> [Data provided]:
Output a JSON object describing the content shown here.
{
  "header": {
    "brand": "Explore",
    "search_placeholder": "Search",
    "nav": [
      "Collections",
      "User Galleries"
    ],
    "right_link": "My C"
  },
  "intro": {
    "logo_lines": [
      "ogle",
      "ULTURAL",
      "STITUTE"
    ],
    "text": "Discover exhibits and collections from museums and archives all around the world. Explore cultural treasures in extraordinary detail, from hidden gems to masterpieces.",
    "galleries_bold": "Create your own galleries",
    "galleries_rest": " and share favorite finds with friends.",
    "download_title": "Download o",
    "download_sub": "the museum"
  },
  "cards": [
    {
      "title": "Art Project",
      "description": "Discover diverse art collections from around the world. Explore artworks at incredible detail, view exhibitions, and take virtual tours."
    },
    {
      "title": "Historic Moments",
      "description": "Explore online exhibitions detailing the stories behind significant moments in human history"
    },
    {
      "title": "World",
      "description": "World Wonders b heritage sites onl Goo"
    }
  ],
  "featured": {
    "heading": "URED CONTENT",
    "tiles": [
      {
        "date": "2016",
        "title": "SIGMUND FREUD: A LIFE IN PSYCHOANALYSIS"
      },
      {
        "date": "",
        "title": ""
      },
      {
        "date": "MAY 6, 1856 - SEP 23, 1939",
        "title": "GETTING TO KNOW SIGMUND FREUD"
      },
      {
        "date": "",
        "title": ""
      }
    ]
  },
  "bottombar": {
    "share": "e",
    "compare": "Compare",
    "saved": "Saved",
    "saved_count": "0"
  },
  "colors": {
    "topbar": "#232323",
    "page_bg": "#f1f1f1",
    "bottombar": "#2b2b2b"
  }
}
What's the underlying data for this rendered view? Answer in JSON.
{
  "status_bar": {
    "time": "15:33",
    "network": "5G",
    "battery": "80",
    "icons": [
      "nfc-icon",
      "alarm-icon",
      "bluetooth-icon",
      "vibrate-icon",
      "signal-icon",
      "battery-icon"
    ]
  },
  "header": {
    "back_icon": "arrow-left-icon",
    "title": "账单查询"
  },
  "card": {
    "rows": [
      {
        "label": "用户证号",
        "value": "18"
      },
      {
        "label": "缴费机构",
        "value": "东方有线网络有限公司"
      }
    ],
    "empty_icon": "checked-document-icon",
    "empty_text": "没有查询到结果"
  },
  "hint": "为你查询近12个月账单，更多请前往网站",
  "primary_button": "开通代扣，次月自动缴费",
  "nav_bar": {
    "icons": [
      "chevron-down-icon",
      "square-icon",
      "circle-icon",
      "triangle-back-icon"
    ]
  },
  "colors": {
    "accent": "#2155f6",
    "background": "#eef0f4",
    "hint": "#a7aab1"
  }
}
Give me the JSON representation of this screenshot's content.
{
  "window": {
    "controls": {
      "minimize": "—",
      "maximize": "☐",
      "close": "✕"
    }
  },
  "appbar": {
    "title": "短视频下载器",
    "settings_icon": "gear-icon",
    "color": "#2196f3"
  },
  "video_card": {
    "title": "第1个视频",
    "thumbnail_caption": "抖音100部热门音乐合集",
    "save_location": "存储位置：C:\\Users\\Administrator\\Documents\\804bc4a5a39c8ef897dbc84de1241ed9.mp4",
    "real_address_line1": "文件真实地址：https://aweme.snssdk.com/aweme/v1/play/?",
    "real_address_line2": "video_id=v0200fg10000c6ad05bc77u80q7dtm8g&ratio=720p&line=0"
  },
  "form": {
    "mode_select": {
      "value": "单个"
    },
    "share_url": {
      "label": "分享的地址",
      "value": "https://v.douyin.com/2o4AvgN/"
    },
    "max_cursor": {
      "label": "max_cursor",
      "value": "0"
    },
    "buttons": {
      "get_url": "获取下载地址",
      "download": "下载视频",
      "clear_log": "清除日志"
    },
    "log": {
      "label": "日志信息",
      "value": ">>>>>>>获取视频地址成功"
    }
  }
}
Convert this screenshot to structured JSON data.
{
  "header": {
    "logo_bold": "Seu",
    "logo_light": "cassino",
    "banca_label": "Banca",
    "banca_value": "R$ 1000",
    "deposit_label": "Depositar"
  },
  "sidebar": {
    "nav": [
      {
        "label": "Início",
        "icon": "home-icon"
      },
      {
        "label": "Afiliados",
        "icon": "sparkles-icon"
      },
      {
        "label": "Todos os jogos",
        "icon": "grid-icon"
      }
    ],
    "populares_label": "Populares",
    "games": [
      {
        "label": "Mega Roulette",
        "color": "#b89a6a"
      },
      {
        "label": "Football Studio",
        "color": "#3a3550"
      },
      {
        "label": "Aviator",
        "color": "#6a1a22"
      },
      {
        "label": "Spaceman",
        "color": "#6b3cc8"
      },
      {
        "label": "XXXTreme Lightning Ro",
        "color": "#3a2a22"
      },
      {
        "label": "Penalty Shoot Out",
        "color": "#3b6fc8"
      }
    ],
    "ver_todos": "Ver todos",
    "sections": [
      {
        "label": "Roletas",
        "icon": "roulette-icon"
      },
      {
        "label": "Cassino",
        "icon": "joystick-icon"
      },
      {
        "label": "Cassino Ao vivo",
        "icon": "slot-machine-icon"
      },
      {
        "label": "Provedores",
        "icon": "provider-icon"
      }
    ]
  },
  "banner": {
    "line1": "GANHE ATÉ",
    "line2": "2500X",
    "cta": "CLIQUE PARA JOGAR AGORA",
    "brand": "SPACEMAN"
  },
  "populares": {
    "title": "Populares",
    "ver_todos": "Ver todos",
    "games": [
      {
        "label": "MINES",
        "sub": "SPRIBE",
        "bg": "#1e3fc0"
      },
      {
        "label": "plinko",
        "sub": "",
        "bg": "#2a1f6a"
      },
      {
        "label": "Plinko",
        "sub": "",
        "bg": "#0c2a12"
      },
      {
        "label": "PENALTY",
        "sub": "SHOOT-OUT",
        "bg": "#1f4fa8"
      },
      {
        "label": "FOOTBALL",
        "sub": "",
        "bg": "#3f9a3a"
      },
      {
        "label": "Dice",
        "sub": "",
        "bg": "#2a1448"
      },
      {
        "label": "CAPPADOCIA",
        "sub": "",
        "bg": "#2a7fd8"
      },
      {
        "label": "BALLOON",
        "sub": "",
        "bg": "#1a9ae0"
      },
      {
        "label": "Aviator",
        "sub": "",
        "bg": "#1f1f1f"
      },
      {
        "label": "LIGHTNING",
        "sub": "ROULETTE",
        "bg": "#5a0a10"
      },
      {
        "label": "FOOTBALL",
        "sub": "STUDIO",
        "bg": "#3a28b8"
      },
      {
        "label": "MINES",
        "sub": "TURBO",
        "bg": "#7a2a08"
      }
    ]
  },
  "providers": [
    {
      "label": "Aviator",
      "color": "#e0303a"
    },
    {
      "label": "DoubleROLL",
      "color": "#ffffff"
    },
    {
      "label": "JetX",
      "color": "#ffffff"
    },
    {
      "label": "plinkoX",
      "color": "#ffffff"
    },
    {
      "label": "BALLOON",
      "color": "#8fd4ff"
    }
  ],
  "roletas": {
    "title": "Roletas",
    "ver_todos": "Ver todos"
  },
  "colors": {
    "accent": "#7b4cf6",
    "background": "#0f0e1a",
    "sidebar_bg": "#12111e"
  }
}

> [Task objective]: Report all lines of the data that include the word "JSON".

> [Result of this task]:
Output a JSON object describing the content shown here.
What's the underlying data for this rendered view? Answer in JSON.
Give me the JSON representation of this screenshot's content.
Convert this screenshot to structured JSON data.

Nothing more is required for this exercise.